--- Records supplied ---
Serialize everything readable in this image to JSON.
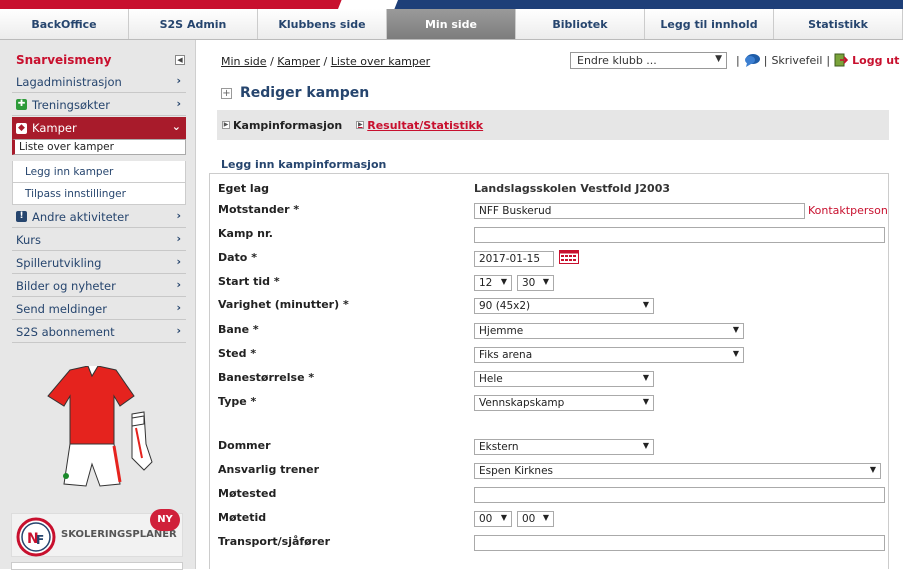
{
  "nav": {
    "tabs": [
      {
        "label": "BackOffice",
        "active": false
      },
      {
        "label": "S2S Admin",
        "active": false
      },
      {
        "label": "Klubbens side",
        "active": false
      },
      {
        "label": "Min side",
        "active": true
      },
      {
        "label": "Bibliotek",
        "active": false
      },
      {
        "label": "Legg til innhold",
        "active": false
      },
      {
        "label": "Statistikk",
        "active": false
      }
    ]
  },
  "sidebar": {
    "heading": "Snarveismeny",
    "collapse_icon": "collapse-left-icon",
    "items": [
      {
        "label": "Lagadministrasjon",
        "icon": null
      },
      {
        "label": "Treningsøkter",
        "icon": "training-icon"
      },
      {
        "label": "Kamper",
        "icon": "match-icon",
        "active": true
      },
      {
        "label": "Andre aktiviteter",
        "icon": "exclamation-icon"
      },
      {
        "label": "Kurs",
        "icon": null
      },
      {
        "label": "Spillerutvikling",
        "icon": null
      },
      {
        "label": "Bilder og nyheter",
        "icon": null
      },
      {
        "label": "Send meldinger",
        "icon": null
      },
      {
        "label": "S2S abonnement",
        "icon": null
      }
    ],
    "subitems": [
      {
        "label": "Liste over kamper",
        "selected": true
      },
      {
        "label": "Legg inn kamper",
        "selected": false
      },
      {
        "label": "Tilpass innstillinger",
        "selected": false
      }
    ],
    "promo": {
      "text": "SKOLERINGSPLANER",
      "badge": "NY"
    }
  },
  "header": {
    "breadcrumb": [
      "Min side",
      "Kamper",
      "Liste over kamper"
    ],
    "breadcrumb_sep": "/",
    "club_select": "Endre klubb ...",
    "links": {
      "pipe": "|",
      "skrivefeil": "Skrivefeil",
      "logout": "Logg ut"
    }
  },
  "page": {
    "title": "Rediger kampen",
    "subtabs": [
      {
        "label": "Kampinformasjon",
        "active": true
      },
      {
        "label": "Resultat/Statistikk",
        "active": false
      }
    ],
    "section_title": "Legg inn kampinformasjon"
  },
  "form": {
    "eget_lag": {
      "label": "Eget lag",
      "value": "Landslagsskolen Vestfold J2003"
    },
    "motstander": {
      "label": "Motstander *",
      "value": "NFF Buskerud",
      "link": "Kontaktperson"
    },
    "kamp_nr": {
      "label": "Kamp nr.",
      "value": ""
    },
    "dato": {
      "label": "Dato *",
      "value": "2017-01-15"
    },
    "start_tid": {
      "label": "Start tid *",
      "hour": "12",
      "minute": "30"
    },
    "varighet": {
      "label": "Varighet (minutter) *",
      "value": "90 (45x2)"
    },
    "bane": {
      "label": "Bane *",
      "value": "Hjemme"
    },
    "sted": {
      "label": "Sted *",
      "value": "Fiks arena"
    },
    "banestorrelse": {
      "label": "Banestørrelse *",
      "value": "Hele"
    },
    "type": {
      "label": "Type *",
      "value": "Vennskapskamp"
    },
    "dommer": {
      "label": "Dommer",
      "value": "Ekstern"
    },
    "trener": {
      "label": "Ansvarlig trener",
      "value": "Espen Kirknes"
    },
    "motested": {
      "label": "Møtested",
      "value": ""
    },
    "motetid": {
      "label": "Møtetid",
      "hour": "00",
      "minute": "00"
    },
    "transport": {
      "label": "Transport/sjåfører",
      "value": ""
    }
  },
  "colors": {
    "accent": "#c8102e",
    "nav_text": "#26456e",
    "active_side": "#a81b2b"
  }
}
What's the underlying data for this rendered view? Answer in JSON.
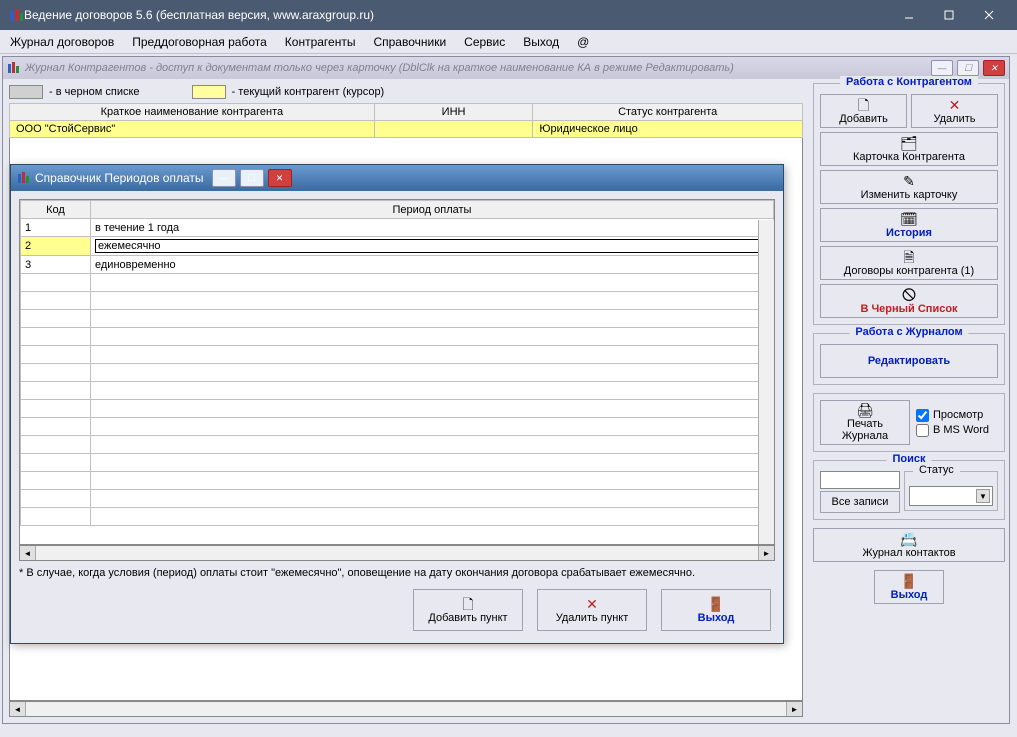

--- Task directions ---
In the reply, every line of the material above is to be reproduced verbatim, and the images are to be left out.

--- Output below ---
Serialize everything readable in this image to JSON.
{
  "nav": {
    "tabs": [
      {
        "label": "BackOffice",
        "active": false
      },
      {
        "label": "S2S Admin",
        "active": false
      },
      {
        "label": "Klubbens side",
        "active": false
      },
      {
        "label": "Min side",
        "active": true
      },
      {
        "label": "Bibliotek",
        "active": false
      },
      {
        "label": "Legg til innhold",
        "active": false
      },
      {
        "label": "Statistikk",
        "active": false
      }
    ]
  },
  "sidebar": {
    "heading": "Snarveismeny",
    "collapse_icon": "collapse-left-icon",
    "items": [
      {
        "label": "Lagadministrasjon",
        "icon": null
      },
      {
        "label": "Treningsøkter",
        "icon": "training-icon"
      },
      {
        "label": "Kamper",
        "icon": "match-icon",
        "active": true
      },
      {
        "label": "Andre aktiviteter",
        "icon": "exclamation-icon"
      },
      {
        "label": "Kurs",
        "icon": null
      },
      {
        "label": "Spillerutvikling",
        "icon": null
      },
      {
        "label": "Bilder og nyheter",
        "icon": null
      },
      {
        "label": "Send meldinger",
        "icon": null
      },
      {
        "label": "S2S abonnement",
        "icon": null
      }
    ],
    "subitems": [
      {
        "label": "Liste over kamper",
        "selected": true
      },
      {
        "label": "Legg inn kamper",
        "selected": false
      },
      {
        "label": "Tilpass innstillinger",
        "selected": false
      }
    ],
    "promo": {
      "text": "SKOLERINGSPLANER",
      "badge": "NY"
    }
  },
  "header": {
    "breadcrumb": [
      "Min side",
      "Kamper",
      "Liste over kamper"
    ],
    "breadcrumb_sep": "/",
    "club_select": "Endre klubb ...",
    "links": {
      "pipe": "|",
      "skrivefeil": "Skrivefeil",
      "logout": "Logg ut"
    }
  },
  "page": {
    "title": "Rediger kampen",
    "subtabs": [
      {
        "label": "Kampinformasjon",
        "active": true
      },
      {
        "label": "Resultat/Statistikk",
        "active": false
      }
    ],
    "section_title": "Legg inn kampinformasjon"
  },
  "form": {
    "eget_lag": {
      "label": "Eget lag",
      "value": "Landslagsskolen Vestfold J2003"
    },
    "motstander": {
      "label": "Motstander *",
      "value": "NFF Buskerud",
      "link": "Kontaktperson"
    },
    "kamp_nr": {
      "label": "Kamp nr.",
      "value": ""
    },
    "dato": {
      "label": "Dato *",
      "value": "2017-01-15"
    },
    "start_tid": {
      "label": "Start tid *",
      "hour": "12",
      "minute": "30"
    },
    "varighet": {
      "label": "Varighet (minutter) *",
      "value": "90 (45x2)"
    },
    "bane": {
      "label": "Bane *",
      "value": "Hjemme"
    },
    "sted": {
      "label": "Sted *",
      "value": "Fiks arena"
    },
    "banestorrelse": {
      "label": "Banestørrelse *",
      "value": "Hele"
    },
    "type": {
      "label": "Type *",
      "value": "Vennskapskamp"
    },
    "dommer": {
      "label": "Dommer",
      "value": "Ekstern"
    },
    "trener": {
      "label": "Ansvarlig trener",
      "value": "Espen Kirknes"
    },
    "motested": {
      "label": "Møtested",
      "value": ""
    },
    "motetid": {
      "label": "Møtetid",
      "hour": "00",
      "minute": "00"
    },
    "transport": {
      "label": "Transport/sjåfører",
      "value": ""
    }
  },
  "colors": {
    "accent": "#c8102e",
    "nav_text": "#26456e",
    "active_side": "#a81b2b"
  }
}
What's the underlying data for this rendered view? Answer in JSON.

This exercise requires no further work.